If you or your loved one is about to undergo Neuroquant imaging in Boise Idaho, it’s likely you have lots of questions regarding the process as well as the outcomes. If it’s any consolation, you are not alone. Almost everyone else has questions; because it is not something they do daily – or frequently to say the least.
In this article, we will highlight some of the most frequently asked questions around NeuroQuant. However, since this list is by no means exhaustive, it may be a good idea to talk to your doctor for further insights.
What is NeuroQuant?
It is FDA-cleared software that’s part of the routine Magnetic Resonance Imaging (MRI) protocol that physicians offer for different conditions, including brain trauma, multiple sclerosis, memory loss, Alzheimer’s disease among other neurologic conditions. The procedure is also available on request from referring doctors that require volumetric evaluation when making clinical analysis for any conditions that may lead to change in brain anatomy. Getting ready for a physician’s visit ensures one receives the best care possible. The NeuroQuant exam offers incredible insights regarding the cause of memory issues as well as other neurologic abnormalities.
Do I need to talk about NeuroQuant with my physician?
It is essential that you do. NeuroQuant helps doctors to assess if there’s volume change in specific structures of the brain. Shrinkage of the hippocampus and increased the size of the ventricles, for instance, is often seen in Alzheimer’s among other neurodegenerative diseases. If it’s Alzheimer’s, the software can help with ongoing tracking by recording initial measurements and comparing it to subsequent analyses to monitor any changes in the brain structure volume. Lastly, NeuroQuant can assist in the assessment of non-Alzheimer’s dementia.
Who can use NeuroQuant?
It is used by neurologists, radiologists, researchers, and neuroradiologists to get objective quantitative and enriching data. This information helps in clinical treatment planning and disease progression monitoring for those with neurological conditions like Alzheimer’s disease, traumatic brain injury, epilepsy, multiple sclerosis, and brain development evaluation.
What should I do before the exam?
First, you’ll need to pre-register for your appointment and fill in the MRI screening questionnaire and pregnancy form (if applicable) to quicken the registration process. Your physician may or may not prescribe a pain medication or relaxant depending on whether you experience pain or are claustrophobic or not.

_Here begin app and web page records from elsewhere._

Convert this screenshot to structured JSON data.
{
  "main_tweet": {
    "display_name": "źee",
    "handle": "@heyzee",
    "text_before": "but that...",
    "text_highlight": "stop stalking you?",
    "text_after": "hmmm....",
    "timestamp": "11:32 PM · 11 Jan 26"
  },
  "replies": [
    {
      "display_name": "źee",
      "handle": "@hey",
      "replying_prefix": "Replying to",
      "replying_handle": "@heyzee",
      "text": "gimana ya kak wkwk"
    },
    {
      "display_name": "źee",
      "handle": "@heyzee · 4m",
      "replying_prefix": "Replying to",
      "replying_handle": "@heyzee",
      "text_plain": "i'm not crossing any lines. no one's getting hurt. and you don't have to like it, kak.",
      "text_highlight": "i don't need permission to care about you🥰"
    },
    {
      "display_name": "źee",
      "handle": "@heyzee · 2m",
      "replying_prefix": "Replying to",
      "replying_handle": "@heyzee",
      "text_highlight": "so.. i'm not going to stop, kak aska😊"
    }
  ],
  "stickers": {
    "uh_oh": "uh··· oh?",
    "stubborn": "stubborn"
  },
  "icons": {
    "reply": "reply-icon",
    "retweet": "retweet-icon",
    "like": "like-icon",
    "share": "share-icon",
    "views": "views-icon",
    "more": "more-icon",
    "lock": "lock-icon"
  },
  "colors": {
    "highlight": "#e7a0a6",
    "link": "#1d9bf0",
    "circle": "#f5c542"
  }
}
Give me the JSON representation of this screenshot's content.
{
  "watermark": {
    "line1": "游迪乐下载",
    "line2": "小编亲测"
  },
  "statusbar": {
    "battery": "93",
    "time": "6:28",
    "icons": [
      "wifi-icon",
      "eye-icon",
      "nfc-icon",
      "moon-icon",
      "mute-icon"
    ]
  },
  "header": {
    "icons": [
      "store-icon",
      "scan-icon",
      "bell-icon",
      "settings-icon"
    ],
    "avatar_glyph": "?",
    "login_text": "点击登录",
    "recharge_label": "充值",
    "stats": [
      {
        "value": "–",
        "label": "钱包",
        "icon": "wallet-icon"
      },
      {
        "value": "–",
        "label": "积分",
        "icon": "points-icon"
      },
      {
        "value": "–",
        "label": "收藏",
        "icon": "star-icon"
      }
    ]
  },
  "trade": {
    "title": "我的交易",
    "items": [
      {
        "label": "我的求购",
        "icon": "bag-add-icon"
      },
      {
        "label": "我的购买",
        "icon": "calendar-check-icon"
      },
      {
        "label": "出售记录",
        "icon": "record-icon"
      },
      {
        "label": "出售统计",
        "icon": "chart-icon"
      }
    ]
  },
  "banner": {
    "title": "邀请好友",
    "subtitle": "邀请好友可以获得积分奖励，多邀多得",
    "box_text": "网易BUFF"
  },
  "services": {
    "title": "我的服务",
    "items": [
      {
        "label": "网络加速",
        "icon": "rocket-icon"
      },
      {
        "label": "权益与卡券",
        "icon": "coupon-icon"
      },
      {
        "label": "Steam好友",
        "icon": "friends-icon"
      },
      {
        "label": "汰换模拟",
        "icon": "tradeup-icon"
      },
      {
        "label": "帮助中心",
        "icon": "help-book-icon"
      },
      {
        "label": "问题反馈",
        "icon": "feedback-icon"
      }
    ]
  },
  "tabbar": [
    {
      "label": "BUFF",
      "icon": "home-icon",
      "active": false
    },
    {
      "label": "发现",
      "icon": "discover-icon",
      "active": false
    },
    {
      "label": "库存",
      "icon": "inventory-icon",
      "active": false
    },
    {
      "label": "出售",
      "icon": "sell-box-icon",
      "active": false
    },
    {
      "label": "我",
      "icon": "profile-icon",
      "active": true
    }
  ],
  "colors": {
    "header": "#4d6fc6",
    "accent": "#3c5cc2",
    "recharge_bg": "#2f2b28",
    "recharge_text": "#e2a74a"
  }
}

What happens when I arrive at the clinic?
Be sure to inform your caregiver about your allergies, and other conditions, like pregnancy and nursing. In most cases, you will have to complete a questionnaire to help determine whether you are the right candidate for the procedure or not. If you have metallic implants, metal in your body or body piercing, the method may not be right for you, because it uses a strong magnetic field.
What happens during the exam?
First, you will lie down on the scanning table with your head pointing towards the machine and arms at your side. Coils may be fitted around your head to enhance the quality of the image. The table will slide you into the magnet. During the exam, you won’t feel anything but will hear some thumping, humming, clicking and knocking sounds. You are supposed to be very still – and may even need to hold your breath, to ensure the images are clear. The exam takes about 30-45 minutes.